What is a Lottery?

A lottery is a game in which participants pay a small amount of money, usually a dollar or less, to win a prize. The prizes can be cash, goods or services, and sometimes even real estate. Many governments outlaw or regulate lotteries, but there are still some that offer them. These laws typically prohibit the sale of tickets to minors or require that players be at least 18 years old. Lottery winners can also be required to pay taxes on their winnings. This makes the lottery a popular source of income for people who can’t afford other types of gambling.

Lotteries have a long history in human culture, but they are only one type of gambling. Other forms of gambling include poker, roulette, blackjack and horse racing, among others. Each type of gambling has its own set of risks and rewards, and each requires a certain level of skill to play. Some states have legalized lotteries to raise money for public projects. These may be anything from units in a subsidized housing complex to kindergarten placements at a reputable school. While some critics have argued that state government lotteries are not an efficient way to raise funds, they are still popular in the United States.

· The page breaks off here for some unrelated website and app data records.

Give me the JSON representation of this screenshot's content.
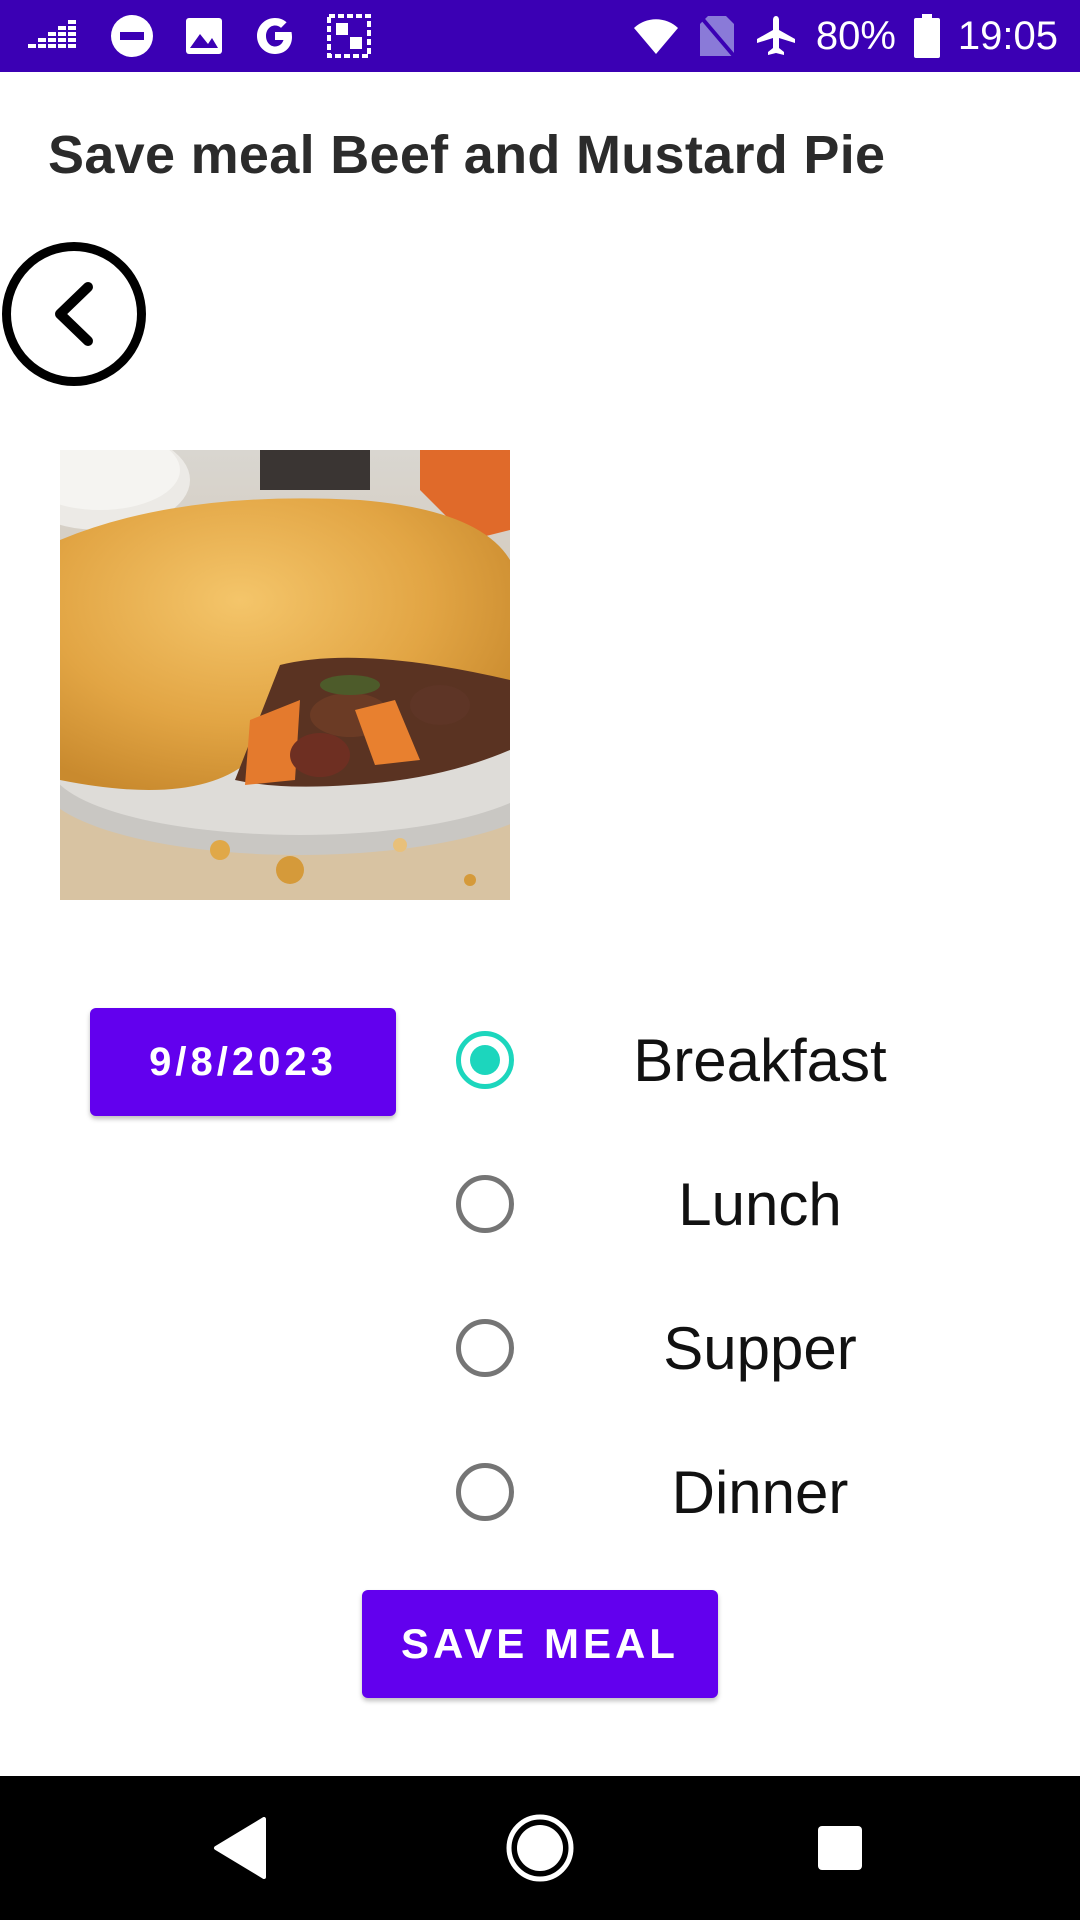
{
  "status_bar": {
    "battery": "80%",
    "time": "19:05",
    "icons": [
      "signal-bars-icon",
      "do-not-disturb-icon",
      "image-icon",
      "google-icon",
      "app-notification-icon",
      "wifi-icon",
      "no-sim-icon",
      "airplane-mode-icon",
      "battery-icon"
    ]
  },
  "page": {
    "title": "Save meal Beef and Mustard Pie"
  },
  "form": {
    "date_label": "9/8/2023",
    "meal_options": [
      {
        "label": "Breakfast",
        "checked": true
      },
      {
        "label": "Lunch",
        "checked": false
      },
      {
        "label": "Supper",
        "checked": false
      },
      {
        "label": "Dinner",
        "checked": false
      }
    ],
    "save_label": "SAVE MEAL"
  },
  "colors": {
    "status_bar": "#3b00b4",
    "button": "#6200ee",
    "radio_checked": "#1cd6bd",
    "radio_unchecked": "#757575"
  }
}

The word lottery is derived from the Latin loterie, meaning “action of drawing lots.” It was first recorded in English in 1569 as a synonym for an event in which numbers are drawn to determine fortunes. The first recorded lotteries with prize money were held in the Low Countries in the 16th century, when towns used them to raise funds for town walls and fortifications and to help the poor.

It is not possible to know exactly what will happen in a lottery draw, even if the winner has prior knowledge of the outcome. The law of large numbers, however, shows that some patterns are more likely to occur than others. For example, it is more common for winning tickets to have three consecutive digits than two or four. This is because the number of digits is proportional to the probability that they will appear in the winning combination.

In addition to knowing the odds of winning, it is a good idea to look for groupings on the ticket. Depending on the rules of the lottery, this might mean looking for a pattern of three in a row or a grouping of odd or even numbers. This will increase your chances of winning by about 60%.

You can also improve your chance of winning by choosing numbers that aren’t popular with other players. For instance, you should avoid numbers associated with family birthdays or lucky numbers like seven. This is because other people might also choose the same numbers, which will decrease your odds of winning. However, you should not use your gut feeling to make your selections; a well-developed understanding of mathematics is an important part of successful gambling. The more you understand the odds and probabilities of winning, the better your decision-making will be.